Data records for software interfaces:
┏━━

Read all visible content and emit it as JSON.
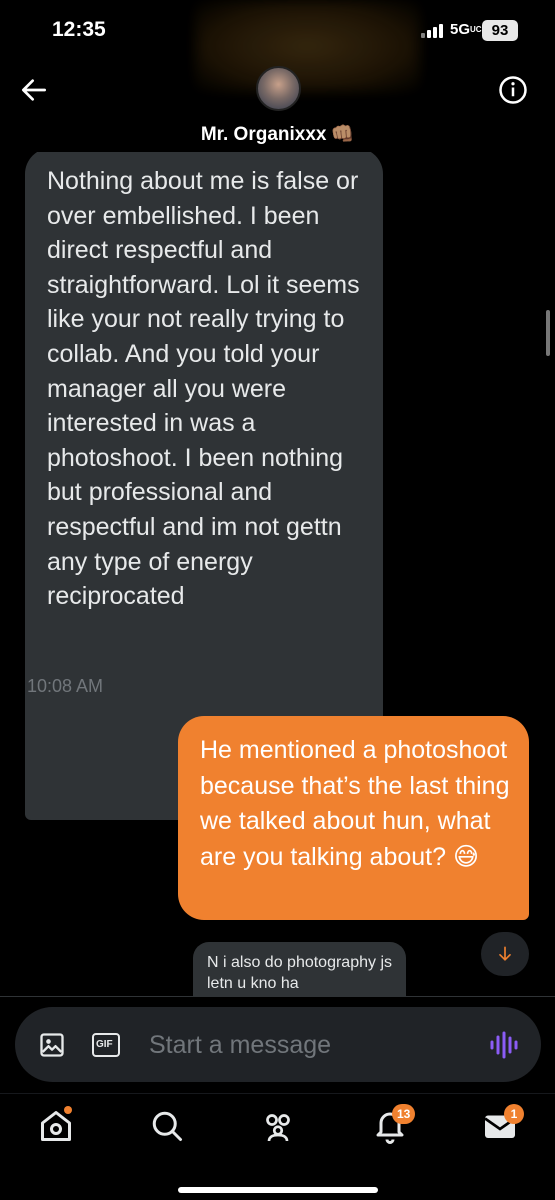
{
  "status_bar": {
    "time": "12:35",
    "network": "5G",
    "network_suffix": "UC",
    "battery": "93"
  },
  "header": {
    "contact_name": "Mr. Organixxx",
    "name_emoji": "👊🏽"
  },
  "messages": [
    {
      "direction": "incoming",
      "text": "Nothing about me is false or over embellished. I been direct respectful and straightforward. Lol it seems like your not really trying to collab. And you told your manager all you were interested in was a photoshoot. I been nothing but professional and respectful and im not gettn any type of energy reciprocated",
      "timestamp": "10:08 AM"
    },
    {
      "direction": "outgoing",
      "text": "He mentioned a photoshoot because that’s the last thing we talked about hun, what are you talking about? 😅"
    },
    {
      "direction": "incoming",
      "text": "N i also do photography js letn u kno ha"
    }
  ],
  "composer": {
    "placeholder": "Start a message",
    "gif_label": "GIF"
  },
  "tabbar": {
    "items": [
      {
        "name": "home",
        "icon": "home-icon"
      },
      {
        "name": "search",
        "icon": "search-icon"
      },
      {
        "name": "communities",
        "icon": "people-icon"
      },
      {
        "name": "notifications",
        "icon": "bell-icon",
        "badge": "13"
      },
      {
        "name": "messages",
        "icon": "mail-icon",
        "badge": "1"
      }
    ]
  },
  "colors": {
    "accent": "#f0812f",
    "incoming_bubble": "#2f3336",
    "voice": "#8b5cf6",
    "background": "#000000"
  }
}
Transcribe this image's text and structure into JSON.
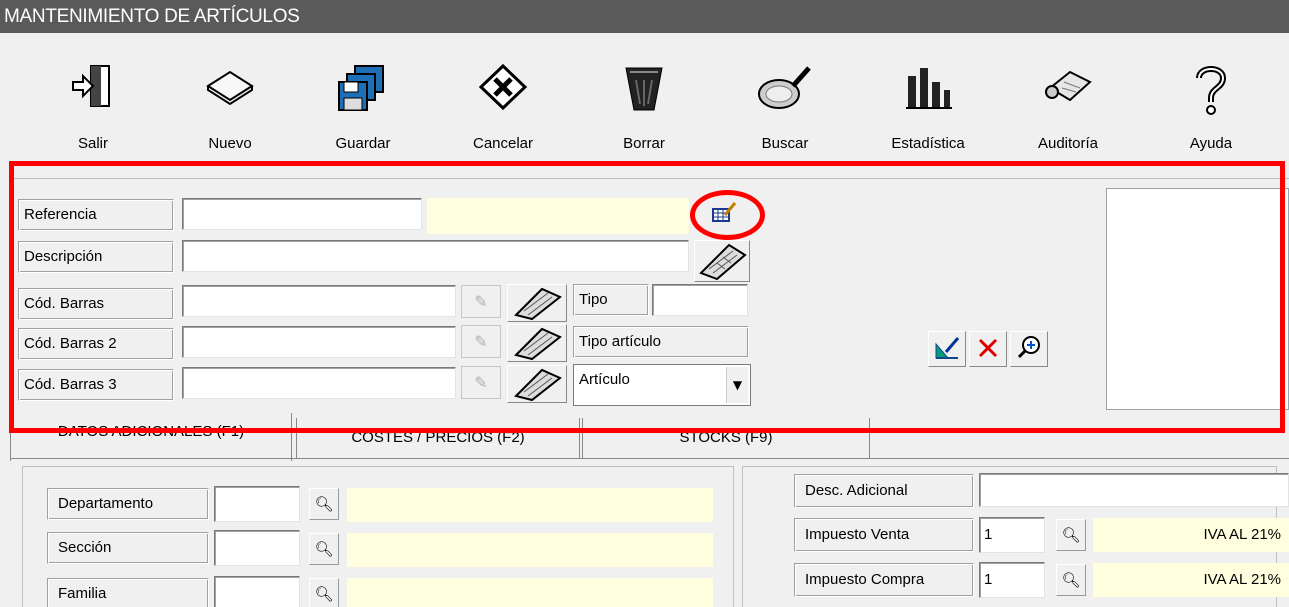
{
  "window": {
    "title": "MANTENIMIENTO DE ARTÍCULOS"
  },
  "toolbar": [
    {
      "label": "Salir",
      "icon": "exit-door-icon"
    },
    {
      "label": "Nuevo",
      "icon": "new-document-icon"
    },
    {
      "label": "Guardar",
      "icon": "save-disks-icon"
    },
    {
      "label": "Cancelar",
      "icon": "cancel-x-icon"
    },
    {
      "label": "Borrar",
      "icon": "trash-bin-icon"
    },
    {
      "label": "Buscar",
      "icon": "magnifier-icon"
    },
    {
      "label": "Estadística",
      "icon": "bar-chart-icon"
    },
    {
      "label": "Auditoría",
      "icon": "audit-scroll-icon"
    },
    {
      "label": "Ayuda",
      "icon": "help-question-icon"
    }
  ],
  "form": {
    "referencia": {
      "label": "Referencia",
      "value": ""
    },
    "descripcion": {
      "label": "Descripción",
      "value": ""
    },
    "cod_barras": {
      "label": "Cód. Barras",
      "value": ""
    },
    "cod_barras2": {
      "label": "Cód. Barras 2",
      "value": ""
    },
    "cod_barras3": {
      "label": "Cód. Barras 3",
      "value": ""
    },
    "tipo": {
      "label": "Tipo",
      "value": ""
    },
    "tipo_articulo": {
      "label": "Tipo artículo",
      "selected": "Artículo"
    }
  },
  "tabs": [
    {
      "label": "DATOS ADICIONALES (F1)"
    },
    {
      "label": "COSTES / PRECIOS (F2)"
    },
    {
      "label": "STOCKS (F9)"
    }
  ],
  "left_panel": {
    "departamento": {
      "label": "Departamento",
      "value": ""
    },
    "seccion": {
      "label": "Sección",
      "value": ""
    },
    "familia": {
      "label": "Familia",
      "value": ""
    }
  },
  "right_panel": {
    "desc_adicional": {
      "label": "Desc. Adicional",
      "value": ""
    },
    "impuesto_venta": {
      "label": "Impuesto Venta",
      "value": "1",
      "desc": "IVA AL 21%"
    },
    "impuesto_compra": {
      "label": "Impuesto Compra",
      "value": "1",
      "desc": "IVA AL 21%"
    }
  },
  "colors": {
    "highlight": "#ff0000",
    "cream": "#ffffe0",
    "titlebar": "#5a5a5a"
  }
}
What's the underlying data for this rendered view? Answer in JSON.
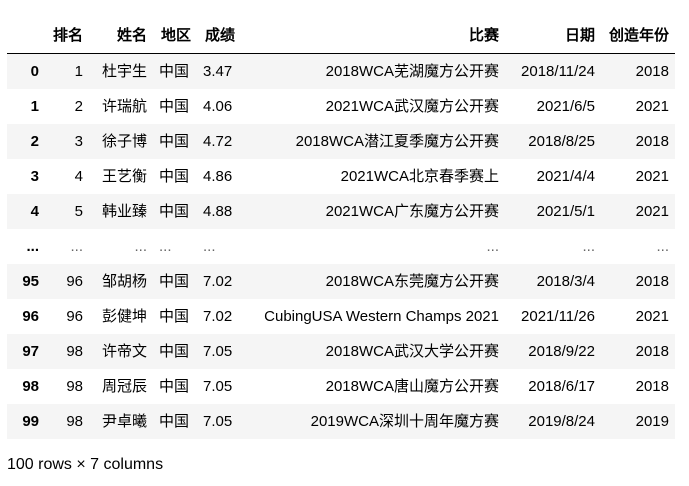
{
  "dataframe": {
    "columns": [
      "",
      "排名",
      "姓名",
      "地区",
      "成绩",
      "比赛",
      "日期",
      "创造年份"
    ],
    "rows": [
      {
        "index": "0",
        "cells": [
          "1",
          "杜宇生",
          "中国",
          "3.47",
          "2018WCA芜湖魔方公开赛",
          "2018/11/24",
          "2018"
        ]
      },
      {
        "index": "1",
        "cells": [
          "2",
          "许瑞航",
          "中国",
          "4.06",
          "2021WCA武汉魔方公开赛",
          "2021/6/5",
          "2021"
        ]
      },
      {
        "index": "2",
        "cells": [
          "3",
          "徐子博",
          "中国",
          "4.72",
          "2018WCA潜江夏季魔方公开赛",
          "2018/8/25",
          "2018"
        ]
      },
      {
        "index": "3",
        "cells": [
          "4",
          "王艺衡",
          "中国",
          "4.86",
          "2021WCA北京春季赛上",
          "2021/4/4",
          "2021"
        ]
      },
      {
        "index": "4",
        "cells": [
          "5",
          "韩业臻",
          "中国",
          "4.88",
          "2021WCA广东魔方公开赛",
          "2021/5/1",
          "2021"
        ]
      },
      {
        "index": "...",
        "cells": [
          "...",
          "...",
          "...",
          "...",
          "...",
          "...",
          "..."
        ]
      },
      {
        "index": "95",
        "cells": [
          "96",
          "邹胡杨",
          "中国",
          "7.02",
          "2018WCA东莞魔方公开赛",
          "2018/3/4",
          "2018"
        ]
      },
      {
        "index": "96",
        "cells": [
          "96",
          "彭健坤",
          "中国",
          "7.02",
          "CubingUSA Western Champs 2021",
          "2021/11/26",
          "2021"
        ]
      },
      {
        "index": "97",
        "cells": [
          "98",
          "许帝文",
          "中国",
          "7.05",
          "2018WCA武汉大学公开赛",
          "2018/9/22",
          "2018"
        ]
      },
      {
        "index": "98",
        "cells": [
          "98",
          "周冠辰",
          "中国",
          "7.05",
          "2018WCA唐山魔方公开赛",
          "2018/6/17",
          "2018"
        ]
      },
      {
        "index": "99",
        "cells": [
          "98",
          "尹卓曦",
          "中国",
          "7.05",
          "2019WCA深圳十周年魔方赛",
          "2019/8/24",
          "2019"
        ]
      }
    ],
    "shape": "100 rows × 7 columns"
  }
}
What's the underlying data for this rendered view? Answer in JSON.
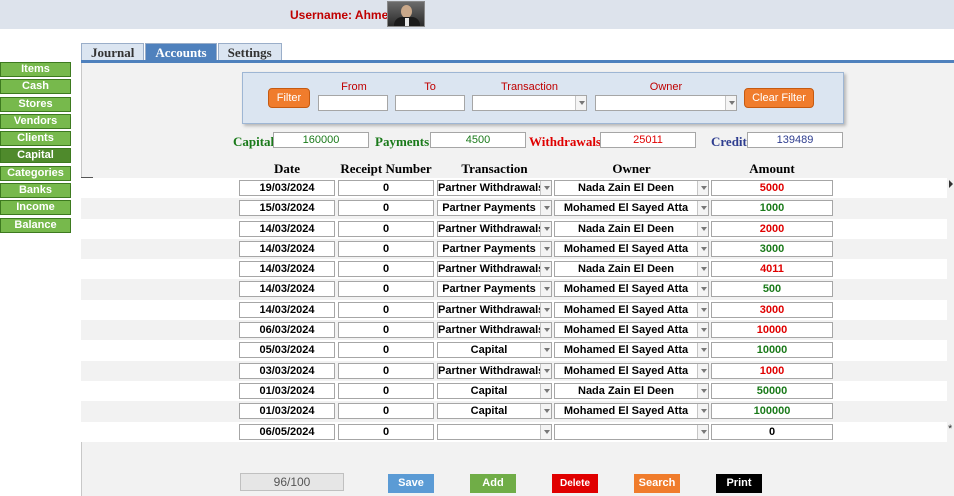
{
  "header": {
    "username_text": "Username: Ahmed"
  },
  "sidebar": {
    "items": [
      "Items",
      "Cash",
      "Stores",
      "Vendors",
      "Clients",
      "Capital",
      "Categories",
      "Banks",
      "Income",
      "Balance"
    ],
    "active": "Capital"
  },
  "tabs": [
    "Journal",
    "Accounts",
    "Settings"
  ],
  "filter": {
    "filter_label": "Filter",
    "from_label": "From",
    "to_label": "To",
    "transaction_label": "Transaction",
    "owner_label": "Owner",
    "clear_label": "Clear Filter",
    "from_value": "",
    "to_value": "",
    "transaction_value": "",
    "owner_value": ""
  },
  "summary": {
    "capital_label": "Capital",
    "capital_value": "160000",
    "payments_label": "Payments",
    "payments_value": "4500",
    "withdrawals_label": "Withdrawals",
    "withdrawals_value": "25011",
    "credit_label": "Credit",
    "credit_value": "139489"
  },
  "table": {
    "headers": {
      "date": "Date",
      "receipt": "Receipt Number",
      "transaction": "Transaction",
      "owner": "Owner",
      "amount": "Amount"
    },
    "rows": [
      {
        "date": "19/03/2024",
        "receipt": "0",
        "transaction": "Partner Withdrawals",
        "owner": "Nada Zain El Deen",
        "amount": "5000",
        "color": "#e00000"
      },
      {
        "date": "15/03/2024",
        "receipt": "0",
        "transaction": "Partner Payments",
        "owner": "Mohamed El Sayed Atta",
        "amount": "1000",
        "color": "#1a7a1a"
      },
      {
        "date": "14/03/2024",
        "receipt": "0",
        "transaction": "Partner Withdrawals",
        "owner": "Nada Zain El Deen",
        "amount": "2000",
        "color": "#e00000"
      },
      {
        "date": "14/03/2024",
        "receipt": "0",
        "transaction": "Partner Payments",
        "owner": "Mohamed El Sayed Atta",
        "amount": "3000",
        "color": "#1a7a1a"
      },
      {
        "date": "14/03/2024",
        "receipt": "0",
        "transaction": "Partner Withdrawals",
        "owner": "Nada Zain El Deen",
        "amount": "4011",
        "color": "#e00000"
      },
      {
        "date": "14/03/2024",
        "receipt": "0",
        "transaction": "Partner Payments",
        "owner": "Mohamed El Sayed Atta",
        "amount": "500",
        "color": "#1a7a1a"
      },
      {
        "date": "14/03/2024",
        "receipt": "0",
        "transaction": "Partner Withdrawals",
        "owner": "Mohamed El Sayed Atta",
        "amount": "3000",
        "color": "#e00000"
      },
      {
        "date": "06/03/2024",
        "receipt": "0",
        "transaction": "Partner Withdrawals",
        "owner": "Mohamed El Sayed Atta",
        "amount": "10000",
        "color": "#e00000"
      },
      {
        "date": "05/03/2024",
        "receipt": "0",
        "transaction": "Capital",
        "owner": "Mohamed El Sayed Atta",
        "amount": "10000",
        "color": "#1a7a1a"
      },
      {
        "date": "03/03/2024",
        "receipt": "0",
        "transaction": "Partner Withdrawals",
        "owner": "Mohamed El Sayed Atta",
        "amount": "1000",
        "color": "#e00000"
      },
      {
        "date": "01/03/2024",
        "receipt": "0",
        "transaction": "Capital",
        "owner": "Nada Zain El Deen",
        "amount": "50000",
        "color": "#1a7a1a"
      },
      {
        "date": "01/03/2024",
        "receipt": "0",
        "transaction": "Capital",
        "owner": "Mohamed El Sayed Atta",
        "amount": "100000",
        "color": "#1a7a1a"
      },
      {
        "date": "06/05/2024",
        "receipt": "0",
        "transaction": "",
        "owner": "",
        "amount": "0",
        "color": "#000000"
      }
    ]
  },
  "footer": {
    "record_counter": "96/100",
    "save_label": "Save",
    "add_label": "Add",
    "delete_label": "Delete",
    "search_label": "Search",
    "print_label": "Print"
  },
  "colors": {
    "tab_active": "#4f81bd",
    "sidebar_green": "#77b94c",
    "accent_red": "#c00000",
    "orange": "#f07c2c",
    "save_blue": "#5b9bd5",
    "add_green": "#70ad47",
    "delete_red": "#e00000",
    "print_black": "#000000"
  }
}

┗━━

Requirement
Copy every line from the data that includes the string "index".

Output
        "index": "0",
        "index": "1",
        "index": "2",
        "index": "3",
        "index": "4",
        "index": "...",
        "index": "95",
        "index": "96",
        "index": "97",
        "index": "98",
        "index": "99",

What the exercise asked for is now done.